 Alexander Tzonis, Liane Lefaivre, “The grid and the pathway: an introduction to the work of Dimitris and Susana Antonakakis in the context of modern Greek architectural Culture”, in: Atelier 66, New York, (Rizzoli, 1985), pp. 14 - 25, p. 17.  Kenneth Frampton , "Life Begins Tomorrow", in: Europa de Postguerra 1945 - 1965: Arte Despues del Diluvio, Barcelona, 1995, pp. 539-553, "The case of Greece: Regionalism versus Modernization", p. 553.  Two “villages” of Myconos, (Dio “choria” ap’ ti Mycono) [in Greek], Athens, 1947; The old Athenian houses, (Ta palia athinaika spitia) [in Greek], Athens, 1950, Small churches of Myconos, (Xokklisia tis Myconou) [in Greek], Athens, 1953.  Elements for self-knowledge - Towards A true Architecture, Athens, 1975.  Alexander Tzonis, Liane Lefaivre, “A critical introduction to Greek architecture since the Second World War”, in: Post War Architecture in Greece 1945-1983, ed. Orestis Doumanis, Athens, Architecture in Greece Press, 1984, pp. 16-23, p. 20.  Projects and Buildings, Agra, Athens, 1981.  All translations by the author.  Sinners and Plagiarists or the taking off of Architecture, (Amartoloi kai kleftes i i apogeiosi tis architektonikis) [in Greek], Athens, Agra, 1987.  On the future of our Educational Institutions Homer and Classical Philology, New York, 1964, (1909 - 1911), p. 58-59.  Jacques Derrida, The ear of the other: otobiography, transference, translation, Lincoln and London, 1985, (1982), p. 23.  Katherine Kuh, “Mies Van Der Rohe”, in: The Open Eye: in pursuit of art, (Harper & Row, 1971), pp. 33-39, p. 33-34.  Konstantinidis’ relationship with Mies Van der Rohe is a subtle subject to handle; a single point of view underlies both his positive 1966 article (Bauen + Wohnen, 5, 1966, p.193-194) and his 1987 negative critique (Sinners and Plagiarists, op.cit., pp. 233-235).  Katherine Kuh , op.cit., p. 35.  See also Sinners and Plagiarists, op.cit., p.56.  See above (11).  On this point Konstantinidis insists more in Contemporary True Architecture, [in Greek], Athens, 1978.

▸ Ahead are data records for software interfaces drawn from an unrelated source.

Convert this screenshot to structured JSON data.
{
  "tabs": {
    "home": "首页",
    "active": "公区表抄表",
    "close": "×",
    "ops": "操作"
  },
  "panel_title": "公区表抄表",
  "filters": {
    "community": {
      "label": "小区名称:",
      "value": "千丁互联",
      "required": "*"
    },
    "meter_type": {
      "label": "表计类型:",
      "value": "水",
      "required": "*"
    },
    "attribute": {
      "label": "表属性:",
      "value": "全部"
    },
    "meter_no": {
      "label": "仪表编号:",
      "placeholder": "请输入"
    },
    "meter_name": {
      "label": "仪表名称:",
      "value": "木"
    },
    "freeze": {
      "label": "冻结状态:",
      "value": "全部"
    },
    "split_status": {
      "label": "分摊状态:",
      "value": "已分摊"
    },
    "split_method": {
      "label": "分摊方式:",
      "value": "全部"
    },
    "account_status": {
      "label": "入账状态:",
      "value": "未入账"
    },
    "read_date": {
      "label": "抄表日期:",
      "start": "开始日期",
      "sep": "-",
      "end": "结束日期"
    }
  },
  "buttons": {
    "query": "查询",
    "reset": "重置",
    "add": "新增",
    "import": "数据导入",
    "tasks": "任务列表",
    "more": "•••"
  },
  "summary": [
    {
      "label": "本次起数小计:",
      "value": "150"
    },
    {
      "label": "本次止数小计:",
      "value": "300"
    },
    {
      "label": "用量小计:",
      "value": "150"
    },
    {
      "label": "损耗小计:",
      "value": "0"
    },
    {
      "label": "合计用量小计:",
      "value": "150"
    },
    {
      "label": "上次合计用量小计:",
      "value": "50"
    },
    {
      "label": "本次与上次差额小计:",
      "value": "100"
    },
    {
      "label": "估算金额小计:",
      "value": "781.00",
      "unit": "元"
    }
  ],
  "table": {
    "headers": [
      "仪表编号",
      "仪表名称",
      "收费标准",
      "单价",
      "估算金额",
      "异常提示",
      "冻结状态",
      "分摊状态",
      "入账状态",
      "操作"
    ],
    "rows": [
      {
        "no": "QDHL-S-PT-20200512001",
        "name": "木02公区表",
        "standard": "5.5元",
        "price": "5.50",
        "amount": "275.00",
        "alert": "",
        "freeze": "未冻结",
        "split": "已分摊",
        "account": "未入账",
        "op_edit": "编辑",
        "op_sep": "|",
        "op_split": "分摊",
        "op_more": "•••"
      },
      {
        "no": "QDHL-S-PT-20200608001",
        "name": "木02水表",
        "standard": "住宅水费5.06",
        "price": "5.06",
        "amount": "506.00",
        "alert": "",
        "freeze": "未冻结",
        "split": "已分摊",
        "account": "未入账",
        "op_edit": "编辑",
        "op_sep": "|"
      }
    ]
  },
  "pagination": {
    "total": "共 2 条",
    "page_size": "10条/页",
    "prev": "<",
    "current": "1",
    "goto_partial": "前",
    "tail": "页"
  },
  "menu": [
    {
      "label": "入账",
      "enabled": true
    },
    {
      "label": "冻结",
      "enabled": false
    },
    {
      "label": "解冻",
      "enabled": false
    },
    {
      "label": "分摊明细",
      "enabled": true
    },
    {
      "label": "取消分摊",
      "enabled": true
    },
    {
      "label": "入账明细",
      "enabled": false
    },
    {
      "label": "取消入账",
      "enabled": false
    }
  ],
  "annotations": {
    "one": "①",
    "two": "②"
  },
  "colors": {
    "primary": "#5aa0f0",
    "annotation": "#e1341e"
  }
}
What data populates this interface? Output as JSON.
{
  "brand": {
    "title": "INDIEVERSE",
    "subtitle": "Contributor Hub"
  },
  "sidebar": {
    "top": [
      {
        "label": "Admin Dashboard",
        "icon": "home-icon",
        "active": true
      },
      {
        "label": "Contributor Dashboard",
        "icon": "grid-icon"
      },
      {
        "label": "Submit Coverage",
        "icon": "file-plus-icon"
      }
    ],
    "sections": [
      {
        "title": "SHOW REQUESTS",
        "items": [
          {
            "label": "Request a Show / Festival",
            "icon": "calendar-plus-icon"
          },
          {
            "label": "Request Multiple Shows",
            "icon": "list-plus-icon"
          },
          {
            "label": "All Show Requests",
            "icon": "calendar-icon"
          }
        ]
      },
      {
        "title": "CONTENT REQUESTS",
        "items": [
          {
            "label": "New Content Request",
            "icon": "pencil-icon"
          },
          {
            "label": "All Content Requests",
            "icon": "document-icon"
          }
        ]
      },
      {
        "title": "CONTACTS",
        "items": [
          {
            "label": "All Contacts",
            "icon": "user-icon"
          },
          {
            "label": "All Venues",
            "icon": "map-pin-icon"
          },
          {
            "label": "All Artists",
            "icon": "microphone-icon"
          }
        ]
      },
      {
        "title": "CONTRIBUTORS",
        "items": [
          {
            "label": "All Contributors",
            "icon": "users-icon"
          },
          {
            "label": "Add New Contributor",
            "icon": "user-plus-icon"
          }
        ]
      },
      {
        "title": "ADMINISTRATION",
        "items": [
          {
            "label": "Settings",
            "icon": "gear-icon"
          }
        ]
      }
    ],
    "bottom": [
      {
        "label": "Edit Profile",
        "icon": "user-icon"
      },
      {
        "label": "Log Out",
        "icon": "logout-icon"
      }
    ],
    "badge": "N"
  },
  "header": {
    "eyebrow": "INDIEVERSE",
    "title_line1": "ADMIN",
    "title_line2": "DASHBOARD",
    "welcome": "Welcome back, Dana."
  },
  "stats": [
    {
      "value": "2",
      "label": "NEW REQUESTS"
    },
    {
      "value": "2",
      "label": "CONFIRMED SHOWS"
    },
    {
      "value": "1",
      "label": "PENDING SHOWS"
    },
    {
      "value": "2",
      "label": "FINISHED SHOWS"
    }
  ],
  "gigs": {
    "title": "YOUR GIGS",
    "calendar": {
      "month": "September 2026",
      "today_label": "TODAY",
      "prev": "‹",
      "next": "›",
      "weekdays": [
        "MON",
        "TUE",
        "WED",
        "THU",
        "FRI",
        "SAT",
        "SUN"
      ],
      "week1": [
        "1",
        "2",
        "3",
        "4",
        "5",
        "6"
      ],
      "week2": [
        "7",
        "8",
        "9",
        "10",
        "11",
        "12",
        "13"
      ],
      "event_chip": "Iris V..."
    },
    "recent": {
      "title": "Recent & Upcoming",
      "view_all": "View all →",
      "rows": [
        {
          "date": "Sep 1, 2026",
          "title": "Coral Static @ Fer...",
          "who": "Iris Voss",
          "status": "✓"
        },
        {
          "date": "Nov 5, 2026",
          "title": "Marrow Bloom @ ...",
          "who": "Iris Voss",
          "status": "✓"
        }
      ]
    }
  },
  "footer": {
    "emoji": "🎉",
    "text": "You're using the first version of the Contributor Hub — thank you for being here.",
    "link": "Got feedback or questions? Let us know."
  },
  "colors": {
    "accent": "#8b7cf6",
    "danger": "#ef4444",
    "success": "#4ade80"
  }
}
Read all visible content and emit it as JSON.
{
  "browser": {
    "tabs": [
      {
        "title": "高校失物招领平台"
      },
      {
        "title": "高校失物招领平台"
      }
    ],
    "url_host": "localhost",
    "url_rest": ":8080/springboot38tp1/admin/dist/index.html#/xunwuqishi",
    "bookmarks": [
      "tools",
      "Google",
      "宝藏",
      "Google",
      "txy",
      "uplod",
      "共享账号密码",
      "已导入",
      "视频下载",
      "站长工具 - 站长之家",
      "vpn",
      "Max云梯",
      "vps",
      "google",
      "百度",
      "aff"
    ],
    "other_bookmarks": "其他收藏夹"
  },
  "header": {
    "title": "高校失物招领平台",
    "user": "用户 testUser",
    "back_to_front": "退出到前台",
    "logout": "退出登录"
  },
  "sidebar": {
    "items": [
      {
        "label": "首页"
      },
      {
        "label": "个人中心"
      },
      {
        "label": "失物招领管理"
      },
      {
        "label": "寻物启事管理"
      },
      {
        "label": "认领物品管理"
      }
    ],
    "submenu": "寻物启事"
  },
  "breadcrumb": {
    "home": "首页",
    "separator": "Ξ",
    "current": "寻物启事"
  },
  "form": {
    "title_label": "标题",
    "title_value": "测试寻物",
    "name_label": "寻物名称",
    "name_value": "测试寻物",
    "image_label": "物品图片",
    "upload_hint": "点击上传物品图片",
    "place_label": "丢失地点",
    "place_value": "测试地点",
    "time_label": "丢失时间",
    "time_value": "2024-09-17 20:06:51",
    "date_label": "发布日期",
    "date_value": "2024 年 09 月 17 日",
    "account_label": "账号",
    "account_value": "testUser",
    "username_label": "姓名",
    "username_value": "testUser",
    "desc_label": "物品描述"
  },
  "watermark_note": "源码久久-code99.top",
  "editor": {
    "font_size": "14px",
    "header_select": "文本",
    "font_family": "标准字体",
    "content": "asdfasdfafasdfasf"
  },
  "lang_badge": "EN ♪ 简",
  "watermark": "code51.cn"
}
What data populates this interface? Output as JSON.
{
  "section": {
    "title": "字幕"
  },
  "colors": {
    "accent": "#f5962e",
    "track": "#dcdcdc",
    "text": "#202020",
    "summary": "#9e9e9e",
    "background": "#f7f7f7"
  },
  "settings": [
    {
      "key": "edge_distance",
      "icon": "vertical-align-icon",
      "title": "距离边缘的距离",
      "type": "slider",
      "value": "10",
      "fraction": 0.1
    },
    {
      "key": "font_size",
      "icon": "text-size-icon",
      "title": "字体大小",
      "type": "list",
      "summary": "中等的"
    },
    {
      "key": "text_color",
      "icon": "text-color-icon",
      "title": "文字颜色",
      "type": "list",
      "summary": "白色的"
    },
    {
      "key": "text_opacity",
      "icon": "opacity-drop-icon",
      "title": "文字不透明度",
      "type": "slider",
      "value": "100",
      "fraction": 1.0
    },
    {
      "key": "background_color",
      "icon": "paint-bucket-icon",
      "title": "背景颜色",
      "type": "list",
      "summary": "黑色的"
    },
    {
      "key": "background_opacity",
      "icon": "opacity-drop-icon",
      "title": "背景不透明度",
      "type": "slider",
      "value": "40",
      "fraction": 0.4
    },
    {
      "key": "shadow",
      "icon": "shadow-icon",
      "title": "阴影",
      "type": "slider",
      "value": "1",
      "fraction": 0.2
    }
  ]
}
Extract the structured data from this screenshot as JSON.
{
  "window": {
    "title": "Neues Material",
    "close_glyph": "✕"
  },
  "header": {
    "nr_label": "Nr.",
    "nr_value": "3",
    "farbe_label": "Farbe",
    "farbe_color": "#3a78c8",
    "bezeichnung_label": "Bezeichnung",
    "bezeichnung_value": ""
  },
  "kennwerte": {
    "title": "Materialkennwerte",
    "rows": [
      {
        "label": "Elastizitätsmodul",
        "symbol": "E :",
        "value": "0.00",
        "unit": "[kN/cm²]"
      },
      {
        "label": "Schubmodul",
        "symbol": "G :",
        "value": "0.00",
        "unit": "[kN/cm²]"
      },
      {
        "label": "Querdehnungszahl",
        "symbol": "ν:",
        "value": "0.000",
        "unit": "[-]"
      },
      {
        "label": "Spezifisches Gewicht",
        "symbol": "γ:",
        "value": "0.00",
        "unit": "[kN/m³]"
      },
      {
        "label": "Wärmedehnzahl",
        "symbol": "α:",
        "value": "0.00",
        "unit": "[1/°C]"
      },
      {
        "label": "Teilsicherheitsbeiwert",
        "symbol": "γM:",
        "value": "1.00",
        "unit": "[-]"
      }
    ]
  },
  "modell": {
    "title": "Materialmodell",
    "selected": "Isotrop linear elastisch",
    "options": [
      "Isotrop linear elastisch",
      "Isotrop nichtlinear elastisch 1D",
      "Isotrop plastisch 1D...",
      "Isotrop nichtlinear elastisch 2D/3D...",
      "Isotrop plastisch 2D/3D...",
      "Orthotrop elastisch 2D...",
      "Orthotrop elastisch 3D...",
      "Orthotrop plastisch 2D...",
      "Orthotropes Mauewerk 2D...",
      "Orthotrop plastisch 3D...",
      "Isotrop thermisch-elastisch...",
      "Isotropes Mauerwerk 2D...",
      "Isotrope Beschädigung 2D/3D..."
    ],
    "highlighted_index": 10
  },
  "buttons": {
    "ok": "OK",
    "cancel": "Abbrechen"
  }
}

 See also Frampton Modern Architecture: a Critical History, 3rd edition, (Thames and Hudson), 1992.